had put it in the pouch behind the seat an someone else took it.
We think its one of the city workers,sometimes they borrow are
tractor for smaller quick jobs.

I know that the Kubota fluids are exspensive,but If I could find out
the right weight oil,an find a good quality brand I think that I should
be good.
It does sometimes in the winter could get as cold as 18 deg. during
the night,but we will never use the tractor at night,it is rare that
it gets that cold.
The tractor is just a 3 cylinder,an are common in comercial mowers.
I could look at are new grasshopper mower manual,I think they run
almost the same type & brand engine.I know that john deere runs
the yamar deisel engines.
I told the supervisor that the oil may need to be changed,because
of the hrs thats been put on it,an it being a new engine,but he told
me to go get some heavy duty deisel engine oil....:hammer:

I remembered this thread an what was said about viscosities of oil
an engine tolerances...:)
I will look on the tractor itself an see about the size engine,an see if
it has a oil chart..:)
 
Last edited:

CowboyBilly9Mile

Charter Member
7,118
441
USA
I use what the manual says, and it's a great full synthetic to boot.
 
Rotella T 15w40 in everything from the lawn tractor to the Tahoe. This includes my 3 bikes and numerous atvs. I like it cause it's cheap, yields good results, and I can buy it by the 55 gallon drum if I desired. Haven't changed the oil on the f150 yet but it should be soon.
 
I run 0-40w synthetic in my truck as we have +35 cel summers and -30 cel winters and find that the 0-40 weight synthetic oil makes cold morning starts that much easier during our long winters and gets the engine warmed up quicker while still giving good protection during our short but still hot summers.

I run 0-20w synthetic in my wife's Honda Civic for the same reason.
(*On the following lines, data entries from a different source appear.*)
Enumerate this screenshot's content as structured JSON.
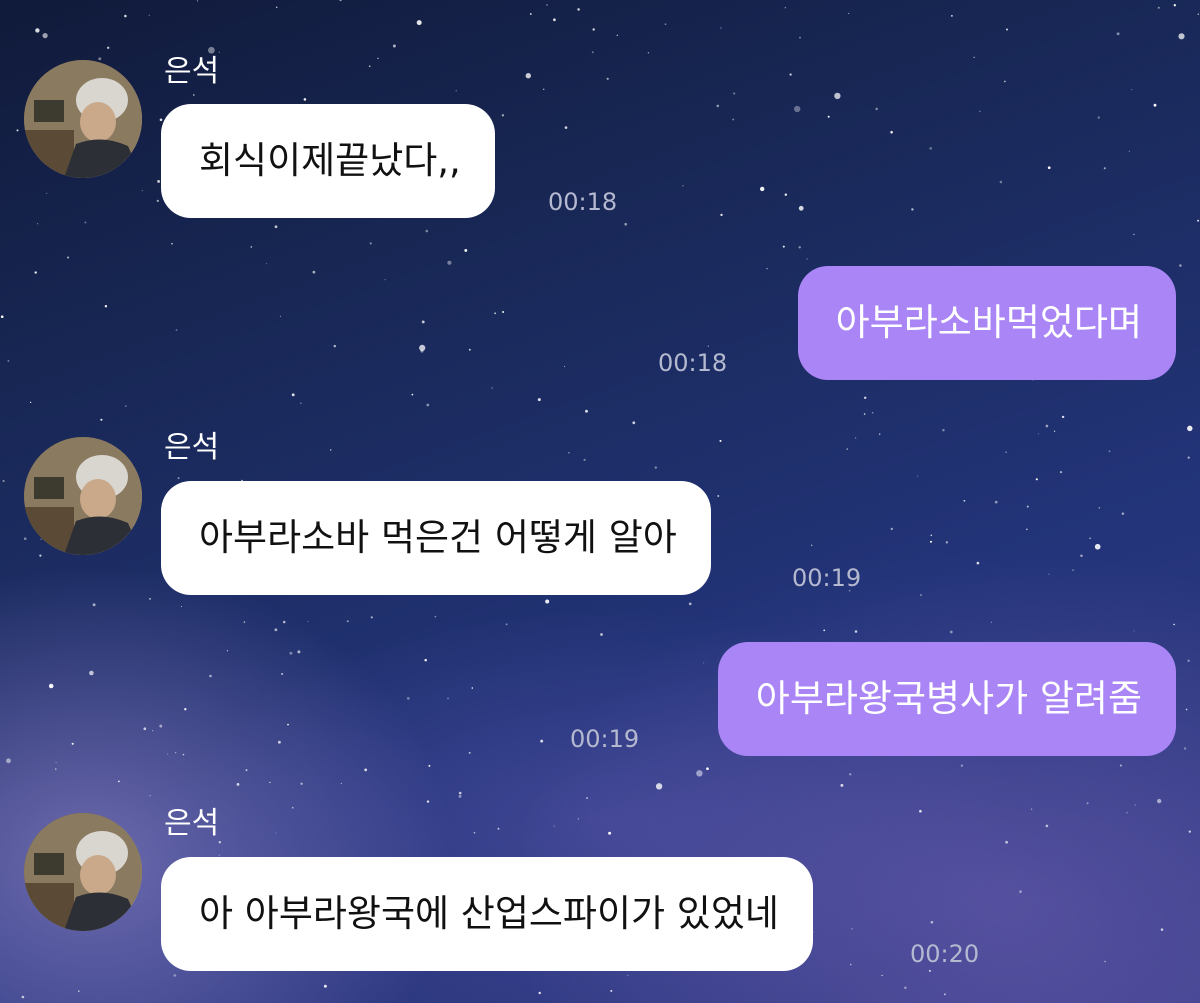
{
  "messages": [
    {
      "sender": "은석",
      "direction": "in",
      "text": "회식이제끝났다,,",
      "time": "00:18"
    },
    {
      "direction": "out",
      "text": "아부라소바먹었다며",
      "time": "00:18"
    },
    {
      "sender": "은석",
      "direction": "in",
      "text": "아부라소바 먹은건 어떻게 알아",
      "time": "00:19"
    },
    {
      "direction": "out",
      "text": "아부라왕국병사가 알려줌",
      "time": "00:19"
    },
    {
      "sender": "은석",
      "direction": "in",
      "text": "아 아부라왕국에 산업스파이가 있었네",
      "time": "00:20"
    }
  ],
  "colors": {
    "incoming_bubble": "#ffffff",
    "outgoing_bubble": "#a985f5",
    "timestamp": "#b5b9cf",
    "background": "#1a2a5c"
  }
}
Our +35 Celsius summer days are the same as + 95 F.

And something to ponder, when I was in northern Australia most cars and trucks ran 20W-50 oil!
 
Last edited:
Top